■ What is required
Set the following entries down again exactly, line by line.

Page and application data records:
[Start of Attachment]

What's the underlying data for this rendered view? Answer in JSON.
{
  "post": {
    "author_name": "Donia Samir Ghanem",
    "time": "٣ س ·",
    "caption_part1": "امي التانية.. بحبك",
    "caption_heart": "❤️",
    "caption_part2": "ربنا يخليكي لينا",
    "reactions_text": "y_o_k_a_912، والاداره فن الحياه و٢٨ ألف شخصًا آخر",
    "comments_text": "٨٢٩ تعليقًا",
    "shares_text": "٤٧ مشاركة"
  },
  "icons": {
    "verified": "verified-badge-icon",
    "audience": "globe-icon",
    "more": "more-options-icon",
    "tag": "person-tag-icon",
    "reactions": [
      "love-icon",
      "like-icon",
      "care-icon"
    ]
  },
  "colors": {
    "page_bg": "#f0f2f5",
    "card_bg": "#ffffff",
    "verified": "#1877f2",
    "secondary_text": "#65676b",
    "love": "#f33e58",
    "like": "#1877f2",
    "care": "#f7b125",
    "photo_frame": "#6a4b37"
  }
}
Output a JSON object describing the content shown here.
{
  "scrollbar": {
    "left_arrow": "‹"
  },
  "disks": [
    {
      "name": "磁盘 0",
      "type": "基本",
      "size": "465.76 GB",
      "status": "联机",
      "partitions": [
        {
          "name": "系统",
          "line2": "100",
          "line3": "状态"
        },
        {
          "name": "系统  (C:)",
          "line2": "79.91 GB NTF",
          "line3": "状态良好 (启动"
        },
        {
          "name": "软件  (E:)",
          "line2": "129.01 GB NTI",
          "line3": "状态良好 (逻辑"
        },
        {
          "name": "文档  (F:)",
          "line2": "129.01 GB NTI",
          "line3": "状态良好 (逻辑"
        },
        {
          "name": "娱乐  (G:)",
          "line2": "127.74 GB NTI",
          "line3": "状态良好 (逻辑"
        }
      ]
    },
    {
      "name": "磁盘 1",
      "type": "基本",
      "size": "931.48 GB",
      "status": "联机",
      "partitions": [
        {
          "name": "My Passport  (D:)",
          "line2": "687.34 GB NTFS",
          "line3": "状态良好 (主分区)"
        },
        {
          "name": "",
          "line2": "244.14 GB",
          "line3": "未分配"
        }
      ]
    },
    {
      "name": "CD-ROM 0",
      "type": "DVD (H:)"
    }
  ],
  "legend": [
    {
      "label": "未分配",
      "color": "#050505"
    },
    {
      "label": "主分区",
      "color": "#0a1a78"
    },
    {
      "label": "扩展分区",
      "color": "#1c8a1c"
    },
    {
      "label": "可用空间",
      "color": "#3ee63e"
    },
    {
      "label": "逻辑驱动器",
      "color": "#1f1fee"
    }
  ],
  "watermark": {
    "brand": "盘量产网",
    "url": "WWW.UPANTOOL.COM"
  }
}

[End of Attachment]

■ Answer space
What's the underlying data for this rendered view? Answer in JSON.
{
  "post": {
    "author_name": "Donia Samir Ghanem",
    "time": "٣ س ·",
    "caption_part1": "امي التانية.. بحبك",
    "caption_heart": "❤️",
    "caption_part2": "ربنا يخليكي لينا",
    "reactions_text": "y_o_k_a_912، والاداره فن الحياه و٢٨ ألف شخصًا آخر",
    "comments_text": "٨٢٩ تعليقًا",
    "shares_text": "٤٧ مشاركة"
  },
  "icons": {
    "verified": "verified-badge-icon",
    "audience": "globe-icon",
    "more": "more-options-icon",
    "tag": "person-tag-icon",
    "reactions": [
      "love-icon",
      "like-icon",
      "care-icon"
    ]
  },
  "colors": {
    "page_bg": "#f0f2f5",
    "card_bg": "#ffffff",
    "verified": "#1877f2",
    "secondary_text": "#65676b",
    "love": "#f33e58",
    "like": "#1877f2",
    "care": "#f7b125",
    "photo_frame": "#6a4b37"
  }
}
Output a JSON object describing the content shown here.
{
  "scrollbar": {
    "left_arrow": "‹"
  },
  "disks": [
    {
      "name": "磁盘 0",
      "type": "基本",
      "size": "465.76 GB",
      "status": "联机",
      "partitions": [
        {
          "name": "系统",
          "line2": "100",
          "line3": "状态"
        },
        {
          "name": "系统  (C:)",
          "line2": "79.91 GB NTF",
          "line3": "状态良好 (启动"
        },
        {
          "name": "软件  (E:)",
          "line2": "129.01 GB NTI",
          "line3": "状态良好 (逻辑"
        },
        {
          "name": "文档  (F:)",
          "line2": "129.01 GB NTI",
          "line3": "状态良好 (逻辑"
        },
        {
          "name": "娱乐  (G:)",
          "line2": "127.74 GB NTI",
          "line3": "状态良好 (逻辑"
        }
      ]
    },
    {
      "name": "磁盘 1",
      "type": "基本",
      "size": "931.48 GB",
      "status": "联机",
      "partitions": [
        {
          "name": "My Passport  (D:)",
          "line2": "687.34 GB NTFS",
          "line3": "状态良好 (主分区)"
        },
        {
          "name": "",
          "line2": "244.14 GB",
          "line3": "未分配"
        }
      ]
    },
    {
      "name": "CD-ROM 0",
      "type": "DVD (H:)"
    }
  ],
  "legend": [
    {
      "label": "未分配",
      "color": "#050505"
    },
    {
      "label": "主分区",
      "color": "#0a1a78"
    },
    {
      "label": "扩展分区",
      "color": "#1c8a1c"
    },
    {
      "label": "可用空间",
      "color": "#3ee63e"
    },
    {
      "label": "逻辑驱动器",
      "color": "#1f1fee"
    }
  ],
  "watermark": {
    "brand": "盘量产网",
    "url": "WWW.UPANTOOL.COM"
  }
}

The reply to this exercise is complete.